The lawsuit, filed on behalf of 10 children by the ACLU, the University of Texas Law School and a Houston law firm, says detentions should occur in a “non-penal, homelike” setting that could include ankle-bracelet electronic monitoring. So far, only three of the 10 remain in the center; the others were released to family members who are citizens or permanent residents.
Among those three children is Egle Baubonyte, 15, a freshman at Prairie Ridge High School in Crystal Lake who arrived in the U.S. in March 2005. Her sister Saule, 9, is also being detained. Their mother, Rasa Bunikiene, was arrested with the sisters last Dec. 15, ACLU lawyer Vanita Gupta said. The family is from Lithuania.
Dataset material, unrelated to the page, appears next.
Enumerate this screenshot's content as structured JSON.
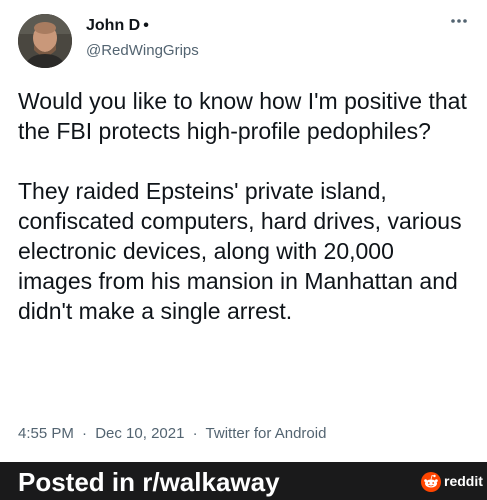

Attempts to interview them were rejected by their attorneys.
“If ICE is going to comply with the law and detain families, it needs to comply with [a 1997 court] settlement for standards for the detention of children,” Gupta said. “We're not saying that ICE can't enforce immigration laws.”
The Hutto facility isn't licensed by the state for education and other child-welfare issues because the family population was too novel to come under any one state agency's jurisdiction, federal officials said in court.
Working with authorities in preparing detention standards for Hutto are the Women's Commission for Refugee Women and Children and the Lutheran Immigration and Refugee Service, which in February found “extremely poor” conditions at Hutto and “less than ideal” conditions at an 84-bed family detention facility in Berks County, Pa., that was once a nursing home.
Hutto recently has made improvements, including increasing school and recreation to seven hours a day, offering better food, issuing regular clothes to kids and buying more than $4,000 worth of toys, according to recent testimony by ICE's officer in charge of the facility, Simona Colon.
Since last October, about 700 detainees seeking asylum were released, usually after 90 days or more in Hutto, and more than 400 others were returned to their home country after typically 40 days of detention, Colon told the court.
Over the past year, 7,500 detention beds have been added in Alabama, Arizona, California, Georgia, New Mexico and Texas, and the average daily detainee population has risen to about 28,000 from 18,000 last July, Torres told Congress.
The infrastructure has alarmed activists.
“It's shocking to the conscience when you look at it,” said Andrea Black, an attorney with the Detention Watch Network, a national coalition that observes detention practices. “There's a lot of financial interests and incentives at stake.”
In the case of Hutto, ICE is paying $2.8 million a month for the private, for-profit Corrections Corporation of America to run the site, which amounts to about $186 a day per detainee, said Michelle Brane of the Women's Commission.
But less costly alternatives exist, such as $22-a-day electronic monitoring, advocates said.
“It would seem to me that we're spending a lot more on immigration than we did before,” said Chris Jimmerson, executive director of the Political Asylum Project of Austin.